Each line below that includes the word "JSON" is to be reported.

+-------+

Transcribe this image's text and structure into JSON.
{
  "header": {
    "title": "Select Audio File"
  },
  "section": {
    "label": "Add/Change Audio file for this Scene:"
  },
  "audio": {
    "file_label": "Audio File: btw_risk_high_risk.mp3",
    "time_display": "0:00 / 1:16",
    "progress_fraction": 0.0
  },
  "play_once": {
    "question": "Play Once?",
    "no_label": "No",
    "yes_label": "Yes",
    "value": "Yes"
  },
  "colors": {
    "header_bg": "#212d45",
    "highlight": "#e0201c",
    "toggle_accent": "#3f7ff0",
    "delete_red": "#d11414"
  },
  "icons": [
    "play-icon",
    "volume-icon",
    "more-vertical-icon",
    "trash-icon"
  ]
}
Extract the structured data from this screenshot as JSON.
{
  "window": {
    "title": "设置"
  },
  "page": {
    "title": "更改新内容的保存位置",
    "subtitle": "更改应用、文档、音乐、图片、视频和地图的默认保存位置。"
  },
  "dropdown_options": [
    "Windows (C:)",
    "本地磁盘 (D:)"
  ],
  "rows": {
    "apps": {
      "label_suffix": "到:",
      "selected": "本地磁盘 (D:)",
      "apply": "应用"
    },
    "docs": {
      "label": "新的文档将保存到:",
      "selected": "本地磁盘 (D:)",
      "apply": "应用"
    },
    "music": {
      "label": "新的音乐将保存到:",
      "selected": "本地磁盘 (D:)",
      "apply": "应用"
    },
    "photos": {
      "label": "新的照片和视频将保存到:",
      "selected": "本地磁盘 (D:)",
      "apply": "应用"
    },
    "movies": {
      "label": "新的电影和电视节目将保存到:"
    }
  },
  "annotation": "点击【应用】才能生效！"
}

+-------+

• _RESPONSE_
Transcribe this image's text and structure into JSON.
Extract the structured data from this screenshot as JSON.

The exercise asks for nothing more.